### TO DO:
Which lines of the data hold the word "title"? Copy all of them.

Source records

====================

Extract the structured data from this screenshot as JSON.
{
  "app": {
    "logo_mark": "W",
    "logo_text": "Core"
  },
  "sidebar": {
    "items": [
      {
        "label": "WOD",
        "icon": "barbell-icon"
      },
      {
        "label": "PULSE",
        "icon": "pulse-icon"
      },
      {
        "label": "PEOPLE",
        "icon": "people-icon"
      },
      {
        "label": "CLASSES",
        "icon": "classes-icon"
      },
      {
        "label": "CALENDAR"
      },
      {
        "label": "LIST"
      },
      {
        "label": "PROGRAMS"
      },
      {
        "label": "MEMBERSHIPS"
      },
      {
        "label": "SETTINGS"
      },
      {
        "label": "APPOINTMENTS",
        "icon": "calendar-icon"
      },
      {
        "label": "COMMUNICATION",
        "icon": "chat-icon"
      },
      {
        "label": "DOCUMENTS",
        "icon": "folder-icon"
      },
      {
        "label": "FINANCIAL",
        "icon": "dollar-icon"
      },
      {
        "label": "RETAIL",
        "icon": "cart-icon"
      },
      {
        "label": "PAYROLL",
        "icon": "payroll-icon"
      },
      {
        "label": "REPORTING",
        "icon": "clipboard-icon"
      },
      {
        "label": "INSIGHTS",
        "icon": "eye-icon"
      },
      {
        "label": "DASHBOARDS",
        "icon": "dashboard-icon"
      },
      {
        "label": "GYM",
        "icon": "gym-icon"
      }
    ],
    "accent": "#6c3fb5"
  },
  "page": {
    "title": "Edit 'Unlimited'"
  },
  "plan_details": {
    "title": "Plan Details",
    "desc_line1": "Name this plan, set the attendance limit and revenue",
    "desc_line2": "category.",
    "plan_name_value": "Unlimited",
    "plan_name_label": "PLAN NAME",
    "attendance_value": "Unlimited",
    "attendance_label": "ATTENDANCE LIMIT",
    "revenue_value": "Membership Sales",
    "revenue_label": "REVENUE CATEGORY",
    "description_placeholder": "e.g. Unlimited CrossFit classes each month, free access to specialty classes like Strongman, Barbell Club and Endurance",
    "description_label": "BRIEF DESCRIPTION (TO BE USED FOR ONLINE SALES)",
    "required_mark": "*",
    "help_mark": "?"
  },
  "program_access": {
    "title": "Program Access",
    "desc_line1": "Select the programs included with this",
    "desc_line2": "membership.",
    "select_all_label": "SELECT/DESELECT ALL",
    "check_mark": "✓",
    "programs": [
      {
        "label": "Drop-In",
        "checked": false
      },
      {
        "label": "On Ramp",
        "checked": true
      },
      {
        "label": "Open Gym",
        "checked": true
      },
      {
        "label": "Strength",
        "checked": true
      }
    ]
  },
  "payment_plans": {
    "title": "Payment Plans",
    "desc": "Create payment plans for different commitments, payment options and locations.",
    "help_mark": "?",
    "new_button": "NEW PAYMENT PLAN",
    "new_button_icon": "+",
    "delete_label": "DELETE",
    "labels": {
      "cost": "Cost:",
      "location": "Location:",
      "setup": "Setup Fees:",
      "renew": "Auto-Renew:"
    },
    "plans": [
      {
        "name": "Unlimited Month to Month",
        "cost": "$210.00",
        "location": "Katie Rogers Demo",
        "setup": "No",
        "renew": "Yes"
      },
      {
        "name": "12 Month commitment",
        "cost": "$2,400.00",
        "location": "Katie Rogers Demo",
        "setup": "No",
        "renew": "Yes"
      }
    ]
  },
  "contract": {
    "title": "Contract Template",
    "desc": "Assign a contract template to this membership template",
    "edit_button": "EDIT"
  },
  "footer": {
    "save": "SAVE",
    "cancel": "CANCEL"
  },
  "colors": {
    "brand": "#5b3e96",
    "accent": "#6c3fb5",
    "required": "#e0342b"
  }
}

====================

### SOLUTION TO THIS PROBLEM:
    "title": "Edit 'Unlimited'"
    "title": "Plan Details",
    "title": "Program Access",
    "title": "Payment Plans",
    "title": "Contract Template",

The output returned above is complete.